Exercise aim. Copy each record exactly as it reads, leaving out any pictures it holds.

[Start of section]

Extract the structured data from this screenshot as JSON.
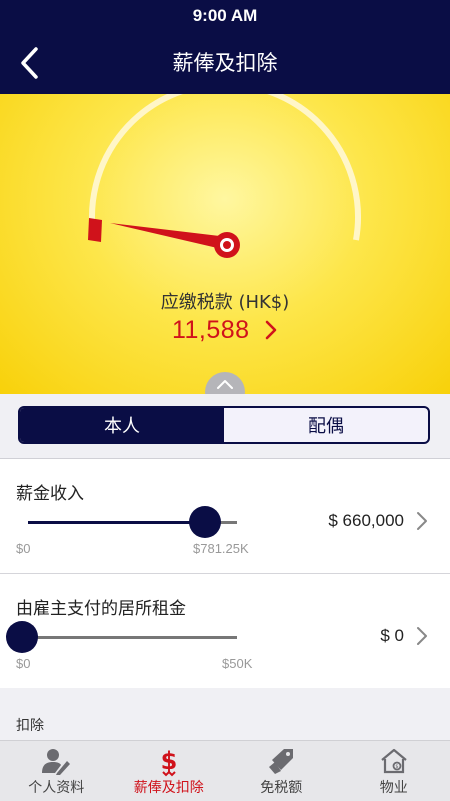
{
  "status_bar": {
    "time": "9:00 AM"
  },
  "nav": {
    "title": "薪俸及扣除"
  },
  "gauge": {
    "level": 0.03
  },
  "tax": {
    "label": "应缴税款 (HK$)",
    "value": "11,588"
  },
  "segment": {
    "items": [
      {
        "label": "本人",
        "active": true
      },
      {
        "label": "配偶",
        "active": false
      }
    ]
  },
  "salary": {
    "title": "薪金收入",
    "min_label": "$0",
    "max_label": "$781.25K",
    "value": "$ 660,000",
    "level": 0.845
  },
  "rent": {
    "title": "由雇主支付的居所租金",
    "min_label": "$0",
    "max_label": "$50K",
    "value": "$ 0",
    "level": 0.0
  },
  "deductions": {
    "label": "扣除"
  },
  "tabbar": {
    "items": [
      {
        "label": "个人资料",
        "icon": "person-edit-icon"
      },
      {
        "label": "薪俸及扣除",
        "icon": "dollar-icon",
        "active": true
      },
      {
        "label": "免税额",
        "icon": "tag-icon"
      },
      {
        "label": "物业",
        "icon": "house-icon"
      }
    ]
  },
  "colors": {
    "navy": "#0a0d45",
    "accent_red": "#d0121b",
    "hero_yellow": "#fde64a"
  }
}
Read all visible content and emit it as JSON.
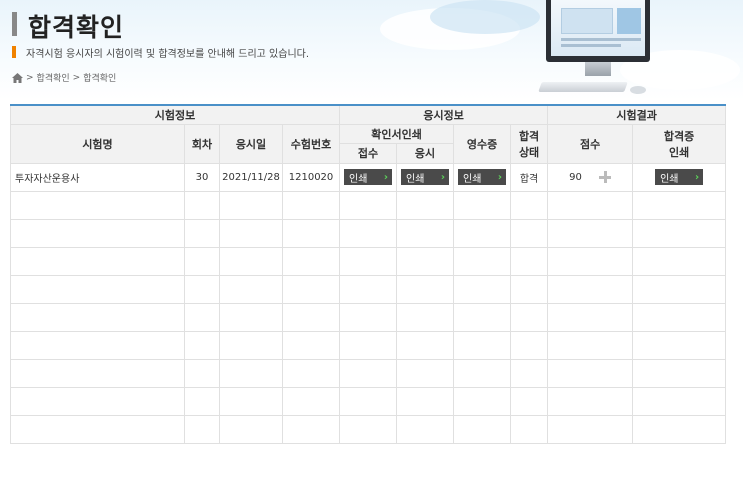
{
  "header": {
    "title": "합격확인",
    "subtitle": "자격시험 응시자의 시험이력 및 합격정보를 안내해 드리고 있습니다.",
    "breadcrumb": [
      "합격확인",
      "합격확인"
    ],
    "accent_color": "#f08200",
    "table_border_color": "#4a90c8"
  },
  "table": {
    "groups": {
      "exam_info": "시험정보",
      "apply_info": "응시정보",
      "exam_result": "시험결과"
    },
    "columns": {
      "exam_name": "시험명",
      "round": "회차",
      "exam_date": "응시일",
      "exam_number": "수험번호",
      "confirm_print": "확인서인쇄",
      "receipt_confirm": "접수",
      "apply_confirm": "응시",
      "receipt": "영수증",
      "pass_status_1": "합격",
      "pass_status_2": "상태",
      "score": "점수",
      "cert_print_1": "합격증",
      "cert_print_2": "인쇄"
    },
    "rows": [
      {
        "exam_name": "투자자산운용사",
        "round": "30",
        "exam_date": "2021/11/28",
        "exam_number": "1210020",
        "receipt_btn": "인쇄",
        "apply_btn": "인쇄",
        "receipt_doc_btn": "인쇄",
        "status": "합격",
        "score": "90",
        "cert_btn": "인쇄"
      }
    ]
  }
}
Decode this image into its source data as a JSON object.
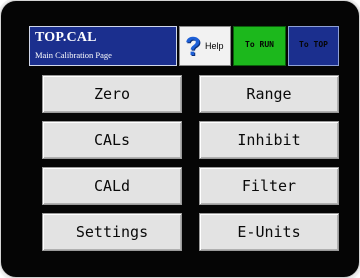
{
  "header": {
    "title": "TOP.CAL",
    "subtitle": "Main Calibration Page",
    "help_label": "Help",
    "run_label": "To RUN",
    "top_label": "To TOP"
  },
  "menu": {
    "zero": "Zero",
    "range": "Range",
    "cals": "CALs",
    "inhibit": "Inhibit",
    "cald": "CALd",
    "filter": "Filter",
    "settings": "Settings",
    "e_units": "E-Units"
  },
  "icons": {
    "help": "question-mark-icon"
  },
  "colors": {
    "title_background": "#1b2f8e",
    "run_button": "#1cb81c",
    "top_button": "#1b2f8e",
    "menu_button": "#e3e3e3",
    "help_icon": "#1d5fd6",
    "screen_background": "#050505"
  }
}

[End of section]

Exercise answer.
Extract the structured data from this screenshot as JSON.
{
  "status_bar": {
    "time": "9:00 AM"
  },
  "nav": {
    "title": "薪俸及扣除"
  },
  "gauge": {
    "level": 0.03
  },
  "tax": {
    "label": "应缴税款 (HK$)",
    "value": "11,588"
  },
  "segment": {
    "items": [
      {
        "label": "本人",
        "active": true
      },
      {
        "label": "配偶",
        "active": false
      }
    ]
  },
  "salary": {
    "title": "薪金收入",
    "min_label": "$0",
    "max_label": "$781.25K",
    "value": "$ 660,000",
    "level": 0.845
  },
  "rent": {
    "title": "由雇主支付的居所租金",
    "min_label": "$0",
    "max_label": "$50K",
    "value": "$ 0",
    "level": 0.0
  },
  "deductions": {
    "label": "扣除"
  },
  "tabbar": {
    "items": [
      {
        "label": "个人资料",
        "icon": "person-edit-icon"
      },
      {
        "label": "薪俸及扣除",
        "icon": "dollar-icon",
        "active": true
      },
      {
        "label": "免税额",
        "icon": "tag-icon"
      },
      {
        "label": "物业",
        "icon": "house-icon"
      }
    ]
  },
  "colors": {
    "navy": "#0a0d45",
    "accent_red": "#d0121b",
    "hero_yellow": "#fde64a"
  }
}
Read all visible content and emit it as JSON.
{
  "header": {
    "title": "합격확인",
    "subtitle": "자격시험 응시자의 시험이력 및 합격정보를 안내해 드리고 있습니다.",
    "breadcrumb": [
      "합격확인",
      "합격확인"
    ],
    "accent_color": "#f08200",
    "table_border_color": "#4a90c8"
  },
  "table": {
    "groups": {
      "exam_info": "시험정보",
      "apply_info": "응시정보",
      "exam_result": "시험결과"
    },
    "columns": {
      "exam_name": "시험명",
      "round": "회차",
      "exam_date": "응시일",
      "exam_number": "수험번호",
      "confirm_print": "확인서인쇄",
      "receipt_confirm": "접수",
      "apply_confirm": "응시",
      "receipt": "영수증",
      "pass_status_1": "합격",
      "pass_status_2": "상태",
      "score": "점수",
      "cert_print_1": "합격증",
      "cert_print_2": "인쇄"
    },
    "rows": [
      {
        "exam_name": "투자자산운용사",
        "round": "30",
        "exam_date": "2021/11/28",
        "exam_number": "1210020",
        "receipt_btn": "인쇄",
        "apply_btn": "인쇄",
        "receipt_doc_btn": "인쇄",
        "status": "합격",
        "score": "90",
        "cert_btn": "인쇄"
      }
    ]
  }
}
Decode this image into its source data as a JSON object.
{
  "header": {
    "title": "TOP.CAL",
    "subtitle": "Main Calibration Page",
    "help_label": "Help",
    "run_label": "To RUN",
    "top_label": "To TOP"
  },
  "menu": {
    "zero": "Zero",
    "range": "Range",
    "cals": "CALs",
    "inhibit": "Inhibit",
    "cald": "CALd",
    "filter": "Filter",
    "settings": "Settings",
    "e_units": "E-Units"
  },
  "icons": {
    "help": "question-mark-icon"
  },
  "colors": {
    "title_background": "#1b2f8e",
    "run_button": "#1cb81c",
    "top_button": "#1b2f8e",
    "menu_button": "#e3e3e3",
    "help_icon": "#1d5fd6",
    "screen_background": "#050505"
  }
}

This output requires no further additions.